*Problem*
Set down each entry below exactly as it stands.

(Page and application data records)
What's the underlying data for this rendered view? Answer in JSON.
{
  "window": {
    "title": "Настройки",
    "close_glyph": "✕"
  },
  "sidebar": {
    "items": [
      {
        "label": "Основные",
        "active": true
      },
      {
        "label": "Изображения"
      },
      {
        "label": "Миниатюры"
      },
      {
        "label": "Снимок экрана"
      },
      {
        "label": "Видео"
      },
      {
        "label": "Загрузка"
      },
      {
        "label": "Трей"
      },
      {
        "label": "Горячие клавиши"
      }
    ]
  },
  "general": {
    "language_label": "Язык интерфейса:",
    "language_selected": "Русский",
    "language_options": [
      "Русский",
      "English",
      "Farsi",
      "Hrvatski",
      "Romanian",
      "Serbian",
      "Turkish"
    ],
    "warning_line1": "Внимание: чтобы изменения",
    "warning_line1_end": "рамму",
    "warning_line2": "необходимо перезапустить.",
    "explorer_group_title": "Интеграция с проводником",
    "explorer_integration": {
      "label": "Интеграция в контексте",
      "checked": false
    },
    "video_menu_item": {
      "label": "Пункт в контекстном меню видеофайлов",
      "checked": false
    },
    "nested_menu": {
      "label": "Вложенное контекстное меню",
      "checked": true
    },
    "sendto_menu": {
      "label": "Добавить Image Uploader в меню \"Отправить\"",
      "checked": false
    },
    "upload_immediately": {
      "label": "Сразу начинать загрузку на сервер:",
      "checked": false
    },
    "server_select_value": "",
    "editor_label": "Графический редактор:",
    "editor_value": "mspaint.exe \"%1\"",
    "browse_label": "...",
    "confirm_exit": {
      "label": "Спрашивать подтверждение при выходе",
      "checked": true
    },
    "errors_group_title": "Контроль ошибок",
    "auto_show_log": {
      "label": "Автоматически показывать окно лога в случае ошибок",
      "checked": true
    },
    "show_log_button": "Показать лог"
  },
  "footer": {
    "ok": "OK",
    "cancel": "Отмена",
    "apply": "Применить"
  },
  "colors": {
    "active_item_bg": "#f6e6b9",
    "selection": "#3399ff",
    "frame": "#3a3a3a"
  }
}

*Your response*
What's the underlying data for this rendered view? Answer in JSON.
{
  "window": {
    "title": "Настройки",
    "close_glyph": "✕"
  },
  "sidebar": {
    "items": [
      {
        "label": "Основные",
        "active": true
      },
      {
        "label": "Изображения"
      },
      {
        "label": "Миниатюры"
      },
      {
        "label": "Снимок экрана"
      },
      {
        "label": "Видео"
      },
      {
        "label": "Загрузка"
      },
      {
        "label": "Трей"
      },
      {
        "label": "Горячие клавиши"
      }
    ]
  },
  "general": {
    "language_label": "Язык интерфейса:",
    "language_selected": "Русский",
    "language_options": [
      "Русский",
      "English",
      "Farsi",
      "Hrvatski",
      "Romanian",
      "Serbian",
      "Turkish"
    ],
    "warning_line1": "Внимание: чтобы изменения",
    "warning_line1_end": "рамму",
    "warning_line2": "необходимо перезапустить.",
    "explorer_group_title": "Интеграция с проводником",
    "explorer_integration": {
      "label": "Интеграция в контексте",
      "checked": false
    },
    "video_menu_item": {
      "label": "Пункт в контекстном меню видеофайлов",
      "checked": false
    },
    "nested_menu": {
      "label": "Вложенное контекстное меню",
      "checked": true
    },
    "sendto_menu": {
      "label": "Добавить Image Uploader в меню \"Отправить\"",
      "checked": false
    },
    "upload_immediately": {
      "label": "Сразу начинать загрузку на сервер:",
      "checked": false
    },
    "server_select_value": "",
    "editor_label": "Графический редактор:",
    "editor_value": "mspaint.exe \"%1\"",
    "browse_label": "...",
    "confirm_exit": {
      "label": "Спрашивать подтверждение при выходе",
      "checked": true
    },
    "errors_group_title": "Контроль ошибок",
    "auto_show_log": {
      "label": "Автоматически показывать окно лога в случае ошибок",
      "checked": true
    },
    "show_log_button": "Показать лог"
  },
  "footer": {
    "ok": "OK",
    "cancel": "Отмена",
    "apply": "Применить"
  },
  "colors": {
    "active_item_bg": "#f6e6b9",
    "selection": "#3399ff",
    "frame": "#3a3a3a"
  }
}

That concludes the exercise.